Moderate drinking slashes the risk of a heart attack or stroke, a major study reveals. Research from 1.9 million adults appears to show that the occasional glass of wine or pint of beer may provide a protective effect. Men and women who drank moderately—within 14 units of alcohol a week—were found to be less at risk of common heart problems than teetotallers.
This is equivalent to no more than a small glass of wine each night or a pint of very weak: beer, or two measures of spirits. But adults who exceeded this limit—defined as heavy drinkers—greatly increased their risk of common heart complications. Red wine Cambridge University researchers believe moderate amounts of alcohol may boost levels of good cholesterol in the blood.
This may help protect against certain types of heart disease including heart attacks, strokes, angina, severe chest pain, and heart failure—the weakening of the heart. The scientists urged adults not to start drinking to try to protect their hearts and advised them to take up exercise instead. But the findings go against guidance from the Chief Medical Officer last year claiming no consumption of alcohol was safe.
Dame SallyDavies said even small amounts could increase the risk of cancer and liver disease. The researchers, from Cambridge University and University College London, looked at the records of 1.94 million British men and women over 30. They recorded their drinking habits from the previous five years and then observed whether they had heart attacks, strokes or other heart conditions over six years. The results, in the British Medical Journal, showed adults who drank no alcohol were 32 per cent more likely than moderate drinkers to have a heart attack.
They were 56 per cent more at risk of fatal heart disease, had a 24 per cent higher risk of heart failure and were 56 per cent more likely to die of coronary heart disease. Heavy drinkers were 22 per cent more likely to have heart failure, had a 33 per cent higher risk of stroke and a 50 per cent higher risk of cardiac arrest. The researchers stressed that even though small amounts of alcohol may protect against heart disease, they may increase the risk of cancer and liver disease.

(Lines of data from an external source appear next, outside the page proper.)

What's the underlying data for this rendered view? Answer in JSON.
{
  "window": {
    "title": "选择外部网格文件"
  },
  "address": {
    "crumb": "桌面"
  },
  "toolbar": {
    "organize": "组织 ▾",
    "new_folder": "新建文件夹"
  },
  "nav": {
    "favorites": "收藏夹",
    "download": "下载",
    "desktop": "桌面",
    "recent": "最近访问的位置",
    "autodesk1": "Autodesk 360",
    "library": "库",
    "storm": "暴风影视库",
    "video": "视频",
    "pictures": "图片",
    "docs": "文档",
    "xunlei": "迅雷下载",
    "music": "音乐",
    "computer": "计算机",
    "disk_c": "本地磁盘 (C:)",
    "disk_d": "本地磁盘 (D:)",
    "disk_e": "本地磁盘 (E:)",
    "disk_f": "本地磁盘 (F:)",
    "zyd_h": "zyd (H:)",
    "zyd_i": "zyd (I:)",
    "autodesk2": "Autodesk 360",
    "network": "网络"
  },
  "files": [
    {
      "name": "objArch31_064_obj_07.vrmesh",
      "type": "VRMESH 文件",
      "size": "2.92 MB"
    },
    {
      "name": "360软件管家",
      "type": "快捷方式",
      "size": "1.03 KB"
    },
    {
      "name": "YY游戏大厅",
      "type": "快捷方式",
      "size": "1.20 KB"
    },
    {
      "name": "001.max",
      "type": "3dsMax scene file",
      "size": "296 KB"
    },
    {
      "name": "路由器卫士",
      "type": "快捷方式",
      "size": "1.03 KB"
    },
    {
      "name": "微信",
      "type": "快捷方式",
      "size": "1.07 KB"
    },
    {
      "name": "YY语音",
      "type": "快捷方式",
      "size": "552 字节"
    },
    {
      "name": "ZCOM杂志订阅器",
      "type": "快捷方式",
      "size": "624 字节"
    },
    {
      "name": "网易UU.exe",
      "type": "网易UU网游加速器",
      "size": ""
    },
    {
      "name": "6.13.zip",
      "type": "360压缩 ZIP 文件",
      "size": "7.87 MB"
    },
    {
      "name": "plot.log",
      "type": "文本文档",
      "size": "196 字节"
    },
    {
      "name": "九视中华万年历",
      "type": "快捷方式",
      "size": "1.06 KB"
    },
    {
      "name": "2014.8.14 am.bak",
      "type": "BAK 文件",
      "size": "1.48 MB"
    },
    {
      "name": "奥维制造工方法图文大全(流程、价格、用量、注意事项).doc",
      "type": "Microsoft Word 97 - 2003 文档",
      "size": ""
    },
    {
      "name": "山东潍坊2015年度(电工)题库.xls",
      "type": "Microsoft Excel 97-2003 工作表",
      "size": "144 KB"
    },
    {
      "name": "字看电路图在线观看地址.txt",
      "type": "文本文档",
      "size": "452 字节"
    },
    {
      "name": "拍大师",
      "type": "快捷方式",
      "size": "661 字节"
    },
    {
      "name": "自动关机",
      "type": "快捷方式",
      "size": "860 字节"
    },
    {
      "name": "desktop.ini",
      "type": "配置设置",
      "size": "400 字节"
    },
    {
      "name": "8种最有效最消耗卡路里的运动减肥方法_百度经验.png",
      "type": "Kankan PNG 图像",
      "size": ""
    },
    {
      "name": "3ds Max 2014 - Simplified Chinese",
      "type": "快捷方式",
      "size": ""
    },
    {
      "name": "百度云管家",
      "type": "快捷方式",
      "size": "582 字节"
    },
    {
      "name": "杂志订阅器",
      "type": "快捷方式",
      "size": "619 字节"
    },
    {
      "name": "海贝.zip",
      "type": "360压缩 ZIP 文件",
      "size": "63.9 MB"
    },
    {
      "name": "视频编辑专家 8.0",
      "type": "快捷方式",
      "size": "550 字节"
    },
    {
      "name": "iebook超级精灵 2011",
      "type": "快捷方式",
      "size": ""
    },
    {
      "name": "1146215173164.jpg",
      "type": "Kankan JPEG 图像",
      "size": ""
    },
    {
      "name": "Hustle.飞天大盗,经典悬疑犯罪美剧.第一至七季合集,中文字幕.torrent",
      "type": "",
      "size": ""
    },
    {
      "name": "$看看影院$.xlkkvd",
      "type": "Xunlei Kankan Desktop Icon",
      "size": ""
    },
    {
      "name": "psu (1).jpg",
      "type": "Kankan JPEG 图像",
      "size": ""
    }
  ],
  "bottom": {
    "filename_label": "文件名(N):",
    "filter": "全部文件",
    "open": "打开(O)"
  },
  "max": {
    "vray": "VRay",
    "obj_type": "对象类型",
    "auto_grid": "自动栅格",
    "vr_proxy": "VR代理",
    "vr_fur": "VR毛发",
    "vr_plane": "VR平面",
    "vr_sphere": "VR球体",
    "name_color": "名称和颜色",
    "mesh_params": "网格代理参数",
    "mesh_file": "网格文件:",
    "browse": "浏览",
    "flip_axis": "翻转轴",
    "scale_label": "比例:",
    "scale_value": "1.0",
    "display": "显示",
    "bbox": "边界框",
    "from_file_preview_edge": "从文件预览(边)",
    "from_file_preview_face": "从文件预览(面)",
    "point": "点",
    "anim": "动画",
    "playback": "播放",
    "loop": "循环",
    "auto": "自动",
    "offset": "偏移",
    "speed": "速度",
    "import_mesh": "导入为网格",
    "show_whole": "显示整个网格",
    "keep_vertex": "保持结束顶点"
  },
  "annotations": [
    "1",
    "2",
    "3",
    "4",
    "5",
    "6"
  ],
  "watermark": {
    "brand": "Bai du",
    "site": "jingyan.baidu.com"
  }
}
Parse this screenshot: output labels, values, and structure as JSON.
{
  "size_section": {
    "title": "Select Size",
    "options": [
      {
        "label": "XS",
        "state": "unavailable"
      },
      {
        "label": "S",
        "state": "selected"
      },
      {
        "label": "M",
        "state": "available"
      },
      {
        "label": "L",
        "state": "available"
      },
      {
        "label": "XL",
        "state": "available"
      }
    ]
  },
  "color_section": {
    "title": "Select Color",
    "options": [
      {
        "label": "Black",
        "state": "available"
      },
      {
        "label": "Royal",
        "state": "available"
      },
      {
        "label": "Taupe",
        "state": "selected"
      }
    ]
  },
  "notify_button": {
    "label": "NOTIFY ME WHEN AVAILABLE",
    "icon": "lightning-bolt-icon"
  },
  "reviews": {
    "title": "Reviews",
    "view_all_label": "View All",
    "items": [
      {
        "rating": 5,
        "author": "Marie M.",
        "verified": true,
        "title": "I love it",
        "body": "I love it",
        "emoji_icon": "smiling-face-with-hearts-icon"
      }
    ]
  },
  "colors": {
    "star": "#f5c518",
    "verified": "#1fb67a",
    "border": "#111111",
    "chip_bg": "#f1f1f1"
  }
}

Author Stephen Bell, of Cambridge University, said; ‘There are arguably safer and more effective ways of reducing cardiovascular risk… which do not incur increased risks of alcohol dependence, liver disease and cancer.’ Some experts said the results may be skewed by the fact non-drinkers include former alcoholics or patients with long-term illnesses. A spokesman for Alcohol Concern, said: When it comes to alcohol, there is no safe limit.’